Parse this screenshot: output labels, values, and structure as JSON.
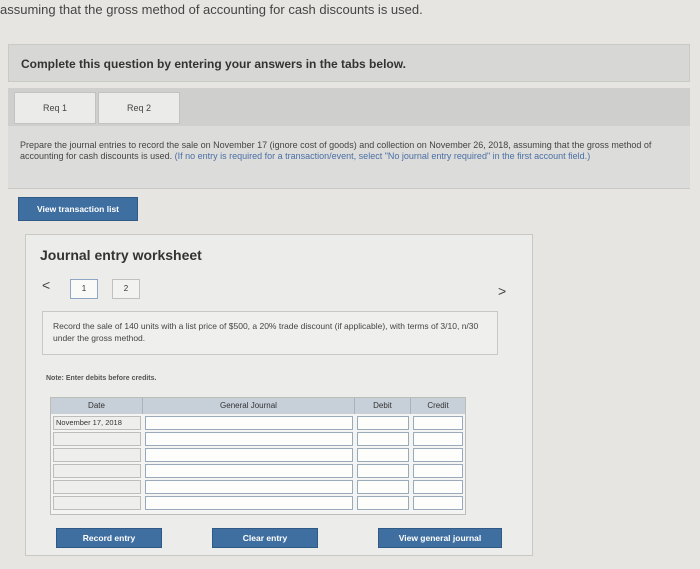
{
  "header": {
    "context_text": "assuming that the gross method of accounting for cash discounts is used."
  },
  "instructions": {
    "text": "Complete this question by entering your answers in the tabs below."
  },
  "tabs": [
    {
      "label": "Req 1"
    },
    {
      "label": "Req 2"
    }
  ],
  "question": {
    "text": "Prepare the journal entries to record the sale on November 17 (ignore cost of goods) and collection on November 26, 2018, assuming that the gross method of accounting for cash discounts is used. ",
    "hint": "(If no entry is required for a transaction/event, select \"No journal entry required\" in the first account field.)"
  },
  "buttons": {
    "view_transaction_list": "View transaction list",
    "record_entry": "Record entry",
    "clear_entry": "Clear entry",
    "view_general_journal": "View general journal"
  },
  "worksheet": {
    "title": "Journal entry worksheet",
    "pages": [
      "1",
      "2"
    ],
    "prev_symbol": "<",
    "next_symbol": ">",
    "entry_description": "Record the sale of 140 units with a list price of $500, a 20% trade discount (if applicable), with terms of 3/10, n/30 under the gross method.",
    "note": "Note: Enter debits before credits."
  },
  "journal": {
    "columns": [
      "Date",
      "General Journal",
      "Debit",
      "Credit"
    ],
    "rows": [
      {
        "date": "November 17, 2018",
        "account": "",
        "debit": "",
        "credit": ""
      },
      {
        "date": "",
        "account": "",
        "debit": "",
        "credit": ""
      },
      {
        "date": "",
        "account": "",
        "debit": "",
        "credit": ""
      },
      {
        "date": "",
        "account": "",
        "debit": "",
        "credit": ""
      },
      {
        "date": "",
        "account": "",
        "debit": "",
        "credit": ""
      },
      {
        "date": "",
        "account": "",
        "debit": "",
        "credit": ""
      }
    ]
  }
}
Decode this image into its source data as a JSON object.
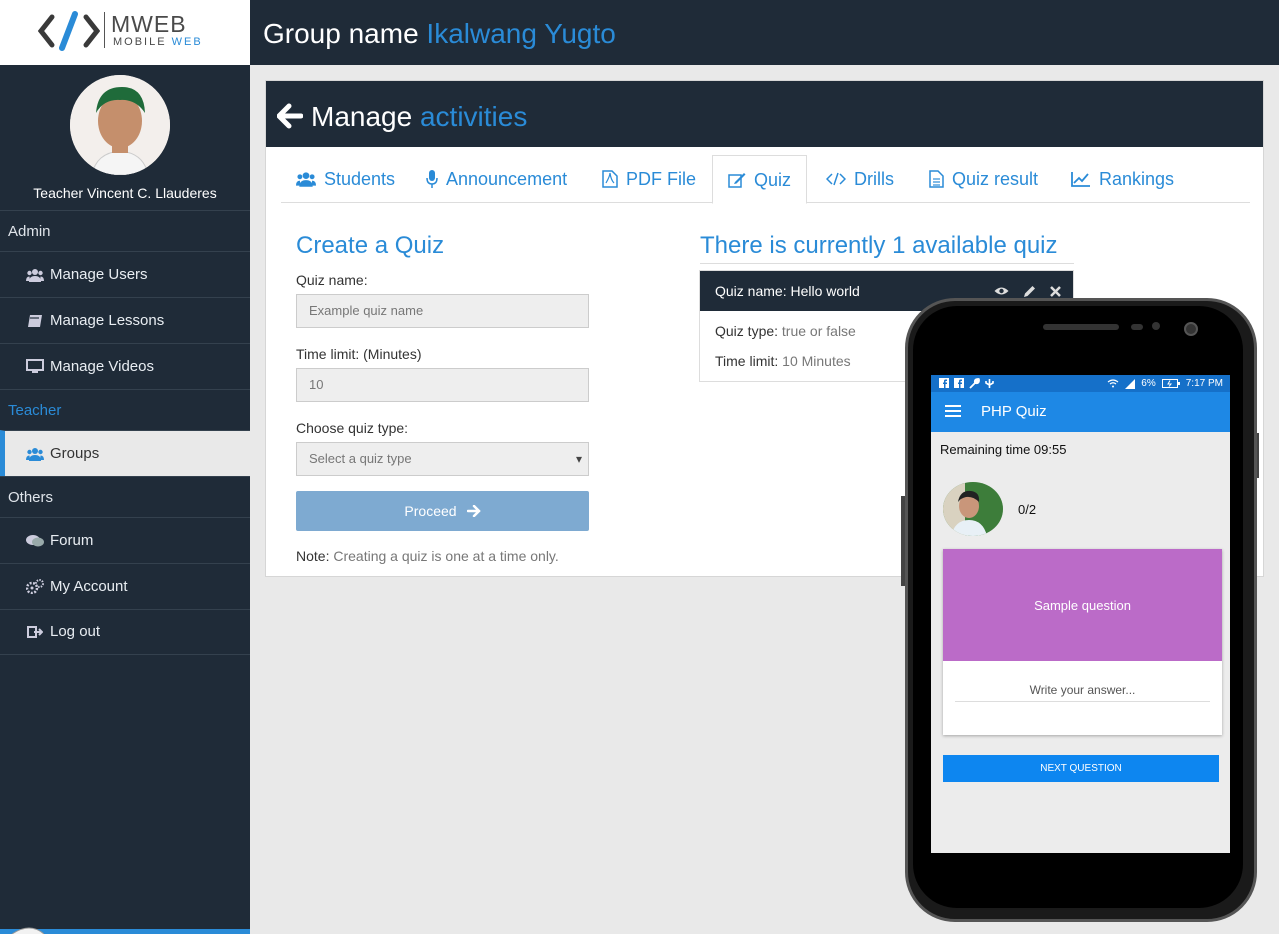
{
  "brand": {
    "logo_text": "MWEB",
    "logo_sub_1": "MOBILE",
    "logo_sub_2": "WEB"
  },
  "sidebar": {
    "teacher_name": "Teacher Vincent C. Llauderes",
    "section_admin": "Admin",
    "section_teacher": "Teacher",
    "section_others": "Others",
    "items": {
      "manage_users": "Manage Users",
      "manage_lessons": "Manage Lessons",
      "manage_videos": "Manage Videos",
      "groups": "Groups",
      "forum": "Forum",
      "my_account": "My Account",
      "log_out": "Log out"
    }
  },
  "header": {
    "prefix": "Group name",
    "group_name": "Ikalwang Yugto"
  },
  "panel": {
    "title_1": "Manage",
    "title_2": "activities",
    "tabs": {
      "students": "Students",
      "announcement": "Announcement",
      "pdf_file": "PDF File",
      "quiz": "Quiz",
      "drills": "Drills",
      "quiz_result": "Quiz result",
      "rankings": "Rankings"
    },
    "active_tab": "Quiz"
  },
  "create_form": {
    "title_1": "Create a",
    "title_2": "Quiz",
    "quiz_name_label": "Quiz name:",
    "quiz_name_placeholder": "Example quiz name",
    "time_limit_label": "Time limit: (Minutes)",
    "time_limit_value": "10",
    "quiz_type_label": "Choose quiz type:",
    "quiz_type_selected": "Select a quiz type",
    "proceed_label": "Proceed",
    "note_label": "Note:",
    "note_text": "Creating a quiz is one at a time only."
  },
  "available": {
    "title_1": "There is currently",
    "title_2": "1 available quiz",
    "quiz": {
      "name_label": "Quiz name:",
      "name": "Hello world",
      "type_label": "Quiz type:",
      "type": "true or false",
      "time_label": "Time limit:",
      "time": "10 Minutes"
    }
  },
  "phone": {
    "battery": "6%",
    "clock": "7:17 PM",
    "app_title": "PHP Quiz",
    "remaining": "Remaining time 09:55",
    "score": "0/2",
    "question": "Sample question",
    "answer_placeholder": "Write your answer...",
    "next_button": "NEXT QUESTION"
  },
  "colors": {
    "accent": "#2a8bd7",
    "dark": "#1f2b38",
    "card_purple": "#bb6bc8",
    "app_blue": "#1e88e5"
  }
}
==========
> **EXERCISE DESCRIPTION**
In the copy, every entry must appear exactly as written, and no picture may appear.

> **TASK SOLUTION**
Parse this screenshot: output labels, values, and structure as JSON.
{
  "header": {
    "context_text": "assuming that the gross method of accounting for cash discounts is used."
  },
  "instructions": {
    "text": "Complete this question by entering your answers in the tabs below."
  },
  "tabs": [
    {
      "label": "Req 1"
    },
    {
      "label": "Req 2"
    }
  ],
  "question": {
    "text": "Prepare the journal entries to record the sale on November 17 (ignore cost of goods) and collection on November 26, 2018, assuming that the gross method of accounting for cash discounts is used. ",
    "hint": "(If no entry is required for a transaction/event, select \"No journal entry required\" in the first account field.)"
  },
  "buttons": {
    "view_transaction_list": "View transaction list",
    "record_entry": "Record entry",
    "clear_entry": "Clear entry",
    "view_general_journal": "View general journal"
  },
  "worksheet": {
    "title": "Journal entry worksheet",
    "pages": [
      "1",
      "2"
    ],
    "prev_symbol": "<",
    "next_symbol": ">",
    "entry_description": "Record the sale of 140 units with a list price of $500, a 20% trade discount (if applicable), with terms of 3/10, n/30 under the gross method.",
    "note": "Note: Enter debits before credits."
  },
  "journal": {
    "columns": [
      "Date",
      "General Journal",
      "Debit",
      "Credit"
    ],
    "rows": [
      {
        "date": "November 17, 2018",
        "account": "",
        "debit": "",
        "credit": ""
      },
      {
        "date": "",
        "account": "",
        "debit": "",
        "credit": ""
      },
      {
        "date": "",
        "account": "",
        "debit": "",
        "credit": ""
      },
      {
        "date": "",
        "account": "",
        "debit": "",
        "credit": ""
      },
      {
        "date": "",
        "account": "",
        "debit": "",
        "credit": ""
      },
      {
        "date": "",
        "account": "",
        "debit": "",
        "credit": ""
      }
    ]
  }
}
Decode this image into its source data as a JSON object.
{
  "brand": {
    "logo_text": "MWEB",
    "logo_sub_1": "MOBILE",
    "logo_sub_2": "WEB"
  },
  "sidebar": {
    "teacher_name": "Teacher Vincent C. Llauderes",
    "section_admin": "Admin",
    "section_teacher": "Teacher",
    "section_others": "Others",
    "items": {
      "manage_users": "Manage Users",
      "manage_lessons": "Manage Lessons",
      "manage_videos": "Manage Videos",
      "groups": "Groups",
      "forum": "Forum",
      "my_account": "My Account",
      "log_out": "Log out"
    }
  },
  "header": {
    "prefix": "Group name",
    "group_name": "Ikalwang Yugto"
  },
  "panel": {
    "title_1": "Manage",
    "title_2": "activities",
    "tabs": {
      "students": "Students",
      "announcement": "Announcement",
      "pdf_file": "PDF File",
      "quiz": "Quiz",
      "drills": "Drills",
      "quiz_result": "Quiz result",
      "rankings": "Rankings"
    },
    "active_tab": "Quiz"
  },
  "create_form": {
    "title_1": "Create a",
    "title_2": "Quiz",
    "quiz_name_label": "Quiz name:",
    "quiz_name_placeholder": "Example quiz name",
    "time_limit_label": "Time limit: (Minutes)",
    "time_limit_value": "10",
    "quiz_type_label": "Choose quiz type:",
    "quiz_type_selected": "Select a quiz type",
    "proceed_label": "Proceed",
    "note_label": "Note:",
    "note_text": "Creating a quiz is one at a time only."
  },
  "available": {
    "title_1": "There is currently",
    "title_2": "1 available quiz",
    "quiz": {
      "name_label": "Quiz name:",
      "name": "Hello world",
      "type_label": "Quiz type:",
      "type": "true or false",
      "time_label": "Time limit:",
      "time": "10 Minutes"
    }
  },
  "phone": {
    "battery": "6%",
    "clock": "7:17 PM",
    "app_title": "PHP Quiz",
    "remaining": "Remaining time 09:55",
    "score": "0/2",
    "question": "Sample question",
    "answer_placeholder": "Write your answer...",
    "next_button": "NEXT QUESTION"
  },
  "colors": {
    "accent": "#2a8bd7",
    "dark": "#1f2b38",
    "card_purple": "#bb6bc8",
    "app_blue": "#1e88e5"
  }
}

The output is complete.